*** Opening of Given records ***

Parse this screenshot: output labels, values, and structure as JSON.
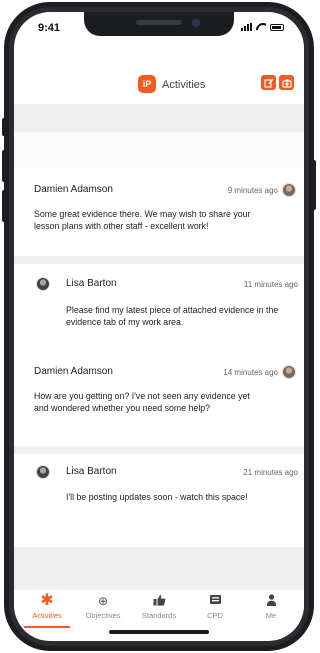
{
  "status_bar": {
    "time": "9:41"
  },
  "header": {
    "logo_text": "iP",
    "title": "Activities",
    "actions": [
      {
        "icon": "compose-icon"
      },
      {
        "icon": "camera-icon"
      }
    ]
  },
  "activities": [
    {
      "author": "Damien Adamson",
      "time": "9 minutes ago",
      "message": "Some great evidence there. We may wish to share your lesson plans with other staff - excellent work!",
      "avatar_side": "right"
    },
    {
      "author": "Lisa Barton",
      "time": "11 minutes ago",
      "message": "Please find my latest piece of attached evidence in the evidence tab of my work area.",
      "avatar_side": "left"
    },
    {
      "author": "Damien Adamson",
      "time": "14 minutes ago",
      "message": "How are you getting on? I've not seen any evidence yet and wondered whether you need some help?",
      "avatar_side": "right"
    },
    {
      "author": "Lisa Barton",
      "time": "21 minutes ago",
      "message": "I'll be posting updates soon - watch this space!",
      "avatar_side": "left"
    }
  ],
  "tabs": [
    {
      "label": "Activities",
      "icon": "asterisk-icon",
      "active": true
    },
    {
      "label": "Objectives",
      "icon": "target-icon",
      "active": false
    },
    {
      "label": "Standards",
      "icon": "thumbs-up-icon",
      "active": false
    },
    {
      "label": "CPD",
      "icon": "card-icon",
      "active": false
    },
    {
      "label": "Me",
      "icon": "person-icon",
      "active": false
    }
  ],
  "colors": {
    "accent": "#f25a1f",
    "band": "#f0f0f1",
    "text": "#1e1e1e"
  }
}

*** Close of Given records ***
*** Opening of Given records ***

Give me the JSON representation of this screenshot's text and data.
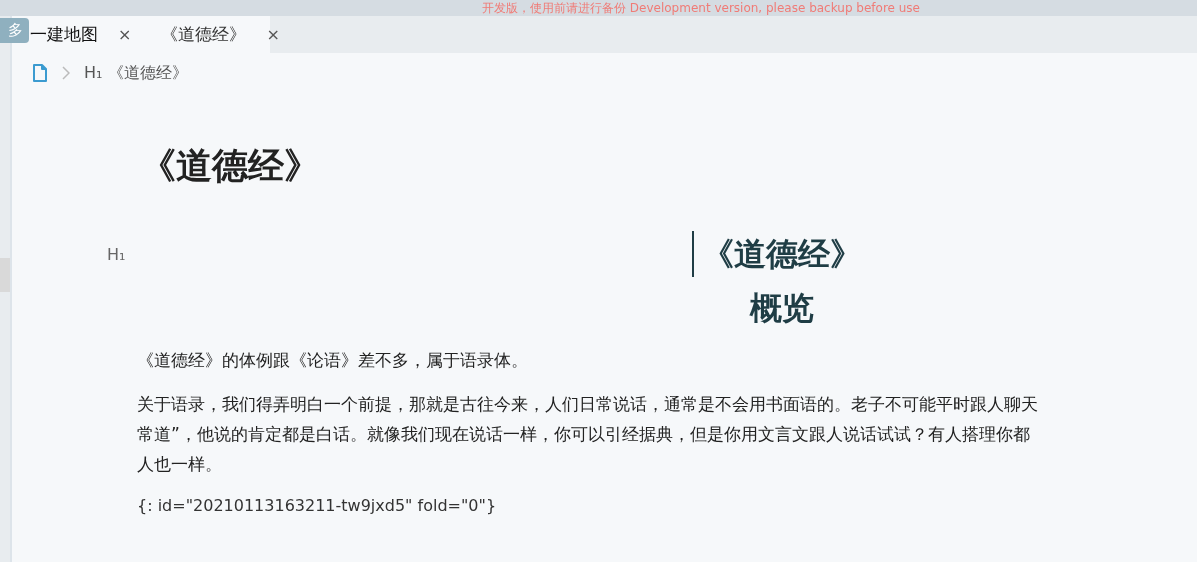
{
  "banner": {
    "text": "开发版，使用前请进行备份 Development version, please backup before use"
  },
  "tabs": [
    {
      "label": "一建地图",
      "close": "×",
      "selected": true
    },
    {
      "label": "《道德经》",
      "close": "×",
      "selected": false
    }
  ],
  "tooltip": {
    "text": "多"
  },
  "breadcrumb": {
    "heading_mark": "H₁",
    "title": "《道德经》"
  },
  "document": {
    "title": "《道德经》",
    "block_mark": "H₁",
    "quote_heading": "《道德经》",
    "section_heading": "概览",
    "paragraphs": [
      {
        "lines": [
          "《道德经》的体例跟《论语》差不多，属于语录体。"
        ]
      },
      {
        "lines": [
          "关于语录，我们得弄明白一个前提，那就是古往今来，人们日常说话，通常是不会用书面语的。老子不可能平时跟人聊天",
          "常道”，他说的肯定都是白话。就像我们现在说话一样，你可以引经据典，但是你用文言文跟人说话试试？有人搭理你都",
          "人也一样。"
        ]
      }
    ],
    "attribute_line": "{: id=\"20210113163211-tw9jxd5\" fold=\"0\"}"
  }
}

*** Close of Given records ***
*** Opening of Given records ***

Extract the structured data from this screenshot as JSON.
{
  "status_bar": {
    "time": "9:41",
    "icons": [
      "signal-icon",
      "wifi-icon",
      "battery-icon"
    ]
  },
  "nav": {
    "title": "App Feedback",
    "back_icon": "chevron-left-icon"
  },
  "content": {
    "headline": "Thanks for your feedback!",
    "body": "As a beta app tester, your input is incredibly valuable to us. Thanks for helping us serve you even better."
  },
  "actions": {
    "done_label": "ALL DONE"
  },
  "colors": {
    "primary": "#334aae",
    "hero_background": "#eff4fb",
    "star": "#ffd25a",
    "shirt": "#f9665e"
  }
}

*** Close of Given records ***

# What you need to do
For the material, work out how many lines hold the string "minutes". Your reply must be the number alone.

# Your solution
4